[[ PROVIDED MATERIAL open ]]

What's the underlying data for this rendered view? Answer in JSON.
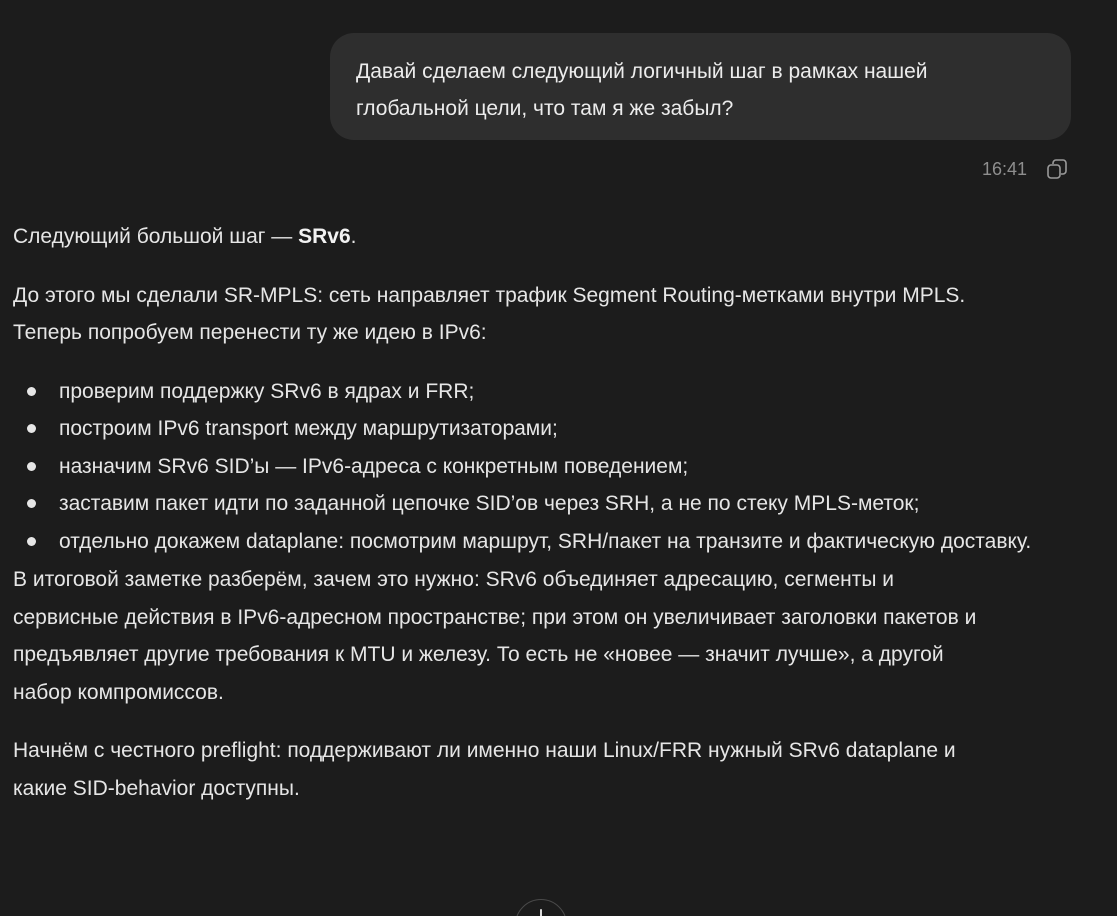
{
  "user_message": {
    "line1": "Давай сделаем следующий логичный шаг в рамках нашей",
    "line2": "глобальной цели, что там я же забыл?",
    "time": "16:41"
  },
  "icons": {
    "copy": "copy-icon",
    "scroll_down": "arrow-down-icon"
  },
  "assistant": {
    "p1_prefix": "Следующий большой шаг — ",
    "p1_bold": "SRv6",
    "p1_suffix": ".",
    "p2_line1": "До этого мы сделали SR-MPLS: сеть направляет трафик Segment Routing-метками внутри MPLS.",
    "p2_line2": "Теперь попробуем перенести ту же идею в IPv6:",
    "bullets": [
      "проверим поддержку SRv6 в ядрах и FRR;",
      "построим IPv6 transport между маршрутизаторами;",
      "назначим SRv6 SID’ы — IPv6-адреса с конкретным поведением;",
      "заставим пакет идти по заданной цепочке SID’ов через SRH, а не по стеку MPLS-меток;",
      "отдельно докажем dataplane: посмотрим маршрут, SRH/пакет на транзите и фактическую доставку."
    ],
    "p3_line1": "В итоговой заметке разберём, зачем это нужно: SRv6 объединяет адресацию, сегменты и",
    "p3_line2": "сервисные действия в IPv6-адресном пространстве; при этом он увеличивает заголовки пакетов и",
    "p3_line3": "предъявляет другие требования к MTU и железу. То есть не «новее — значит лучше», а другой",
    "p3_line4": "набор компромиссов.",
    "p4_line1": "Начнём с честного preflight: поддерживают ли именно наши Linux/FRR нужный SRv6 dataplane и",
    "p4_line2": "какие SID-behavior доступны."
  }
}
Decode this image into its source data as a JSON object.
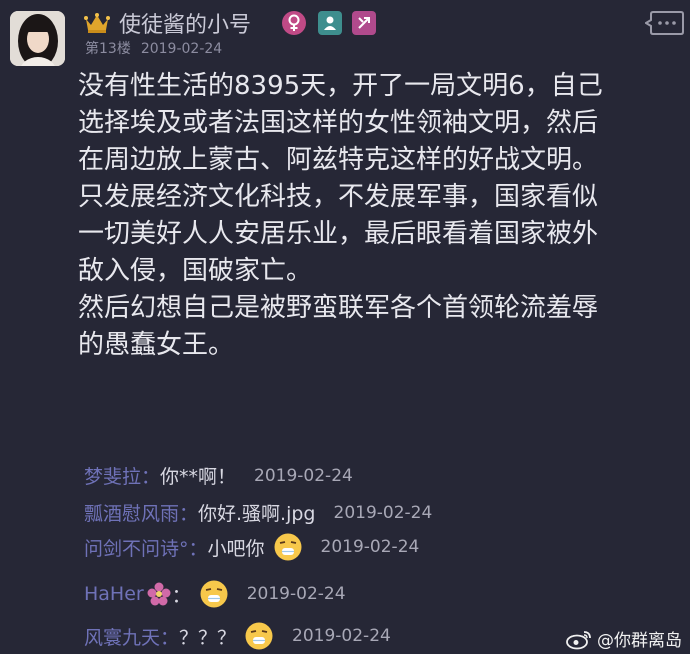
{
  "user": {
    "name": "使徒酱的小号",
    "floor": "第13楼",
    "date": "2019-02-24"
  },
  "post": {
    "lines": [
      "没有性生活的8395天，开了一局文明6，自己",
      "选择埃及或者法国这样的女性领袖文明，然后",
      "在周边放上蒙古、阿兹特克这样的好战文明。",
      "只发展经济文化科技，不发展军事，国家看似",
      "一切美好人人安居乐业，最后眼看着国家被外",
      "敌入侵，国破家亡。",
      "然后幻想自己是被野蛮联军各个首领轮流羞辱",
      "的愚蠢女王。"
    ]
  },
  "comments": [
    {
      "user": "梦斐拉：",
      "text": "你**啊！",
      "date": "2019-02-24",
      "emoji": ""
    },
    {
      "user": "瓢酒慰风雨：",
      "text": "你好.骚啊.jpg",
      "date": "2019-02-24",
      "emoji": ""
    },
    {
      "user": "问剑不问诗°：",
      "text": "小吧你",
      "date": "2019-02-24",
      "emoji": "sick-face"
    },
    {
      "user": "HaHer",
      "text": "：",
      "date": "2019-02-24",
      "emoji": "sick-face"
    },
    {
      "user": "风寰九天：",
      "text": "？？？",
      "date": "2019-02-24",
      "emoji": "sick-face"
    }
  ],
  "watermark": {
    "text": "@你群离岛"
  },
  "colors": {
    "background": "#262736",
    "username": "#6f72b8",
    "text": "#e8e8ee"
  },
  "icons": [
    "avatar",
    "crown-icon",
    "female-icon",
    "user-badge-icon",
    "swap-icon",
    "reply-icon",
    "flower-icon",
    "sick-face-emoji",
    "weibo-logo-icon"
  ]
}
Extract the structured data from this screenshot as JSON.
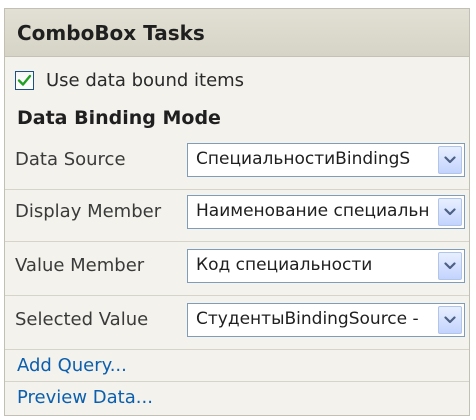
{
  "panel": {
    "title": "ComboBox Tasks"
  },
  "use_data_bound": {
    "label": "Use data bound items",
    "checked": true
  },
  "section": {
    "title": "Data Binding Mode"
  },
  "fields": {
    "data_source": {
      "label": "Data Source",
      "value": "СпециальностиBindingS"
    },
    "display_member": {
      "label": "Display Member",
      "value": "Наименование специальн"
    },
    "value_member": {
      "label": "Value Member",
      "value": "Код специальности"
    },
    "selected_value": {
      "label": "Selected Value",
      "value": "СтудентыBindingSource -"
    }
  },
  "links": {
    "add_query": "Add Query...",
    "preview_data": "Preview Data..."
  },
  "colors": {
    "panel_bg": "#f3f2ec",
    "link": "#0b5fae",
    "checkmark": "#21a121",
    "combo_border": "#7f9db9"
  },
  "icons": {
    "checkbox": "checkmark-icon",
    "dropdown": "chevron-down-icon"
  }
}
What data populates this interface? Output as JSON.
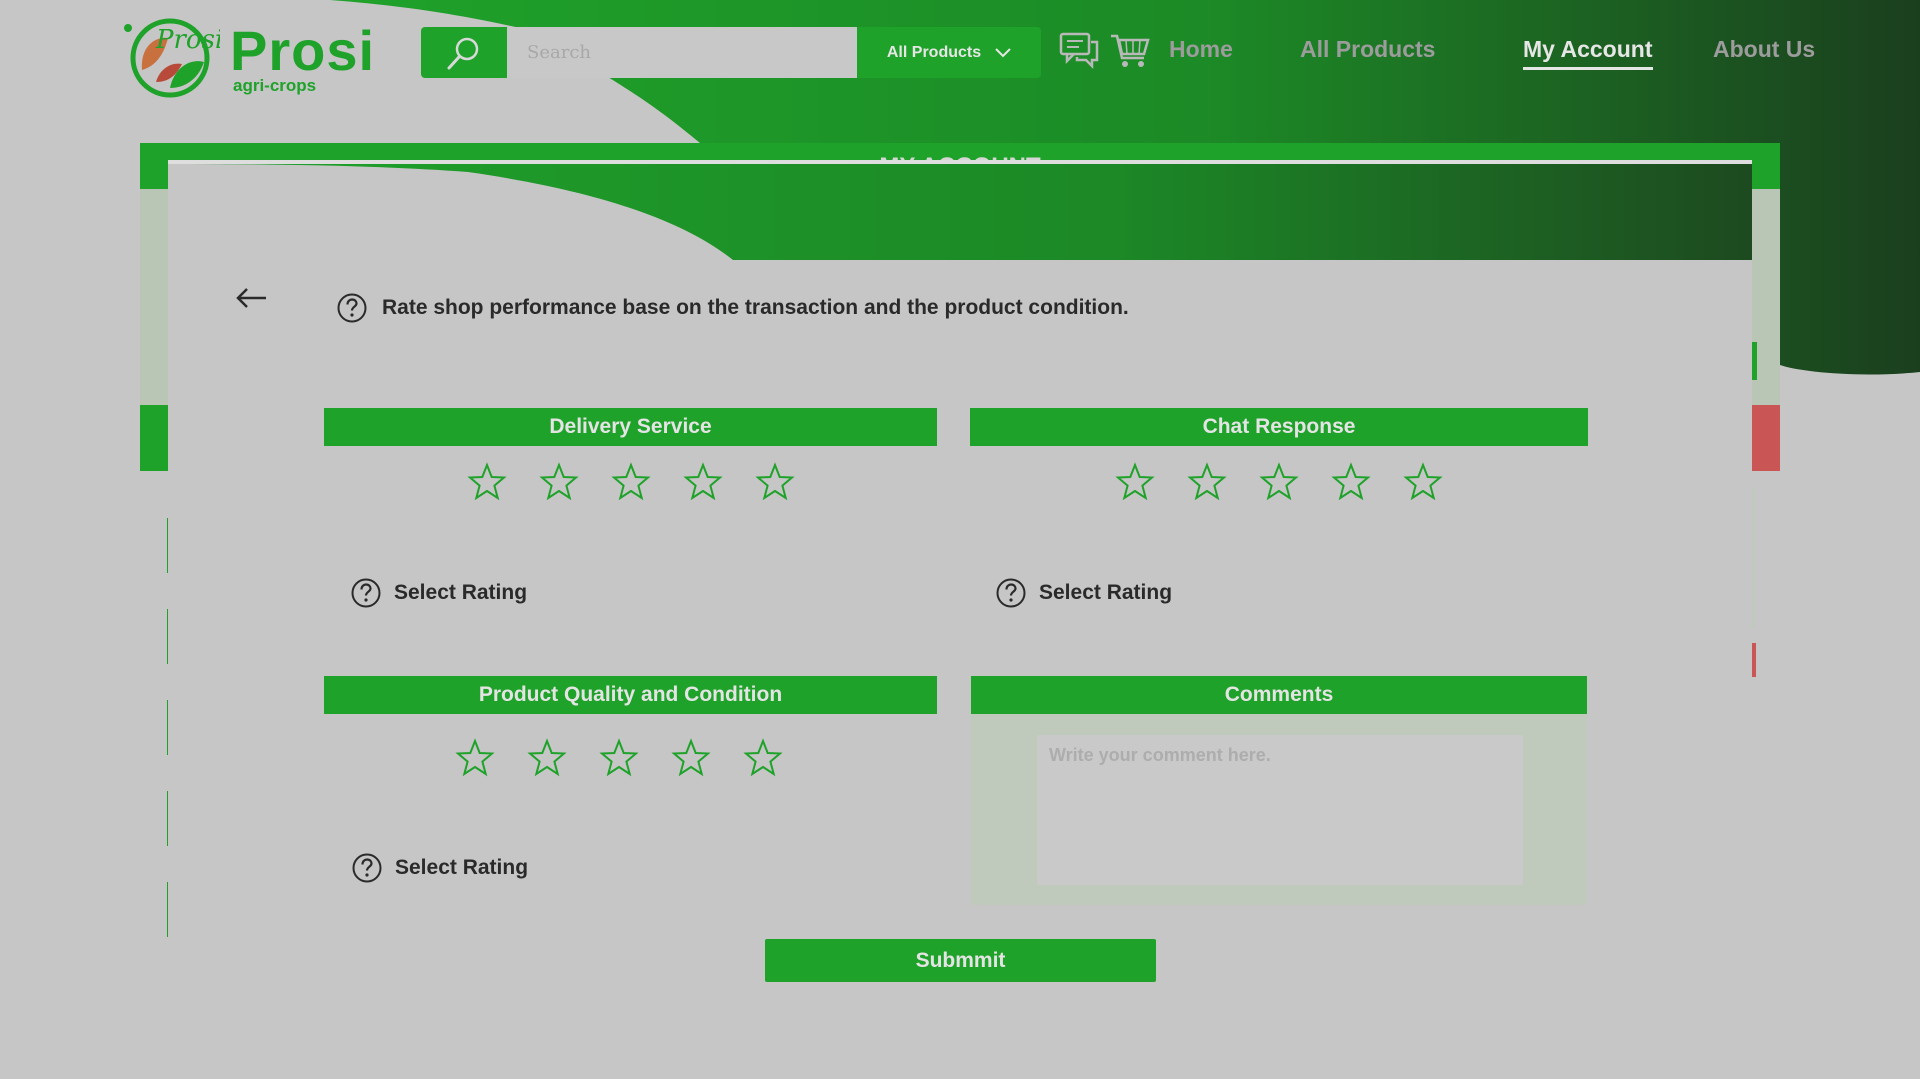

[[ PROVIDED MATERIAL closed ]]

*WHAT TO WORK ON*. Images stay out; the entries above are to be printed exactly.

*OUTPUT OF THE TASK*.
What's the underlying data for this rendered view? Answer in JSON.
{
  "user_message": {
    "line1": "Давай сделаем следующий логичный шаг в рамках нашей",
    "line2": "глобальной цели, что там я же забыл?",
    "time": "16:41"
  },
  "icons": {
    "copy": "copy-icon",
    "scroll_down": "arrow-down-icon"
  },
  "assistant": {
    "p1_prefix": "Следующий большой шаг — ",
    "p1_bold": "SRv6",
    "p1_suffix": ".",
    "p2_line1": "До этого мы сделали SR-MPLS: сеть направляет трафик Segment Routing-метками внутри MPLS.",
    "p2_line2": "Теперь попробуем перенести ту же идею в IPv6:",
    "bullets": [
      "проверим поддержку SRv6 в ядрах и FRR;",
      "построим IPv6 transport между маршрутизаторами;",
      "назначим SRv6 SID’ы — IPv6-адреса с конкретным поведением;",
      "заставим пакет идти по заданной цепочке SID’ов через SRH, а не по стеку MPLS-меток;",
      "отдельно докажем dataplane: посмотрим маршрут, SRH/пакет на транзите и фактическую доставку."
    ],
    "p3_line1": "В итоговой заметке разберём, зачем это нужно: SRv6 объединяет адресацию, сегменты и",
    "p3_line2": "сервисные действия в IPv6-адресном пространстве; при этом он увеличивает заголовки пакетов и",
    "p3_line3": "предъявляет другие требования к MTU и железу. То есть не «новее — значит лучше», а другой",
    "p3_line4": "набор компромиссов.",
    "p4_line1": "Начнём с честного preflight: поддерживают ли именно наши Linux/FRR нужный SRv6 dataplane и",
    "p4_line2": "какие SID-behavior доступны."
  }
}
Decode this image into its source data as a JSON object.
{
  "user": {
    "name": "使徒酱的小号",
    "floor": "第13楼",
    "date": "2019-02-24"
  },
  "post": {
    "lines": [
      "没有性生活的8395天，开了一局文明6，自己",
      "选择埃及或者法国这样的女性领袖文明，然后",
      "在周边放上蒙古、阿兹特克这样的好战文明。",
      "只发展经济文化科技，不发展军事，国家看似",
      "一切美好人人安居乐业，最后眼看着国家被外",
      "敌入侵，国破家亡。",
      "然后幻想自己是被野蛮联军各个首领轮流羞辱",
      "的愚蠢女王。"
    ]
  },
  "comments": [
    {
      "user": "梦斐拉：",
      "text": "你**啊！",
      "date": "2019-02-24",
      "emoji": ""
    },
    {
      "user": "瓢酒慰风雨：",
      "text": "你好.骚啊.jpg",
      "date": "2019-02-24",
      "emoji": ""
    },
    {
      "user": "问剑不问诗°：",
      "text": "小吧你",
      "date": "2019-02-24",
      "emoji": "sick-face"
    },
    {
      "user": "HaHer",
      "text": "：",
      "date": "2019-02-24",
      "emoji": "sick-face"
    },
    {
      "user": "风寰九天：",
      "text": "？？？",
      "date": "2019-02-24",
      "emoji": "sick-face"
    }
  ],
  "watermark": {
    "text": "@你群离岛"
  },
  "colors": {
    "background": "#262736",
    "username": "#6f72b8",
    "text": "#e8e8ee"
  },
  "icons": [
    "avatar",
    "crown-icon",
    "female-icon",
    "user-badge-icon",
    "swap-icon",
    "reply-icon",
    "flower-icon",
    "sick-face-emoji",
    "weibo-logo-icon"
  ]
}
Extract the structured data from this screenshot as JSON.
{
  "panel": {
    "title": "ComboBox Tasks"
  },
  "use_data_bound": {
    "label": "Use data bound items",
    "checked": true
  },
  "section": {
    "title": "Data Binding Mode"
  },
  "fields": {
    "data_source": {
      "label": "Data Source",
      "value": "СпециальностиBindingS"
    },
    "display_member": {
      "label": "Display Member",
      "value": "Наименование специальн"
    },
    "value_member": {
      "label": "Value Member",
      "value": "Код специальности"
    },
    "selected_value": {
      "label": "Selected Value",
      "value": "СтудентыBindingSource -"
    }
  },
  "links": {
    "add_query": "Add Query...",
    "preview_data": "Preview Data..."
  },
  "colors": {
    "panel_bg": "#f3f2ec",
    "link": "#0b5fae",
    "checkmark": "#21a121",
    "combo_border": "#7f9db9"
  },
  "icons": {
    "checkbox": "checkmark-icon",
    "dropdown": "chevron-down-icon"
  }
}
What data populates this interface? Output as JSON.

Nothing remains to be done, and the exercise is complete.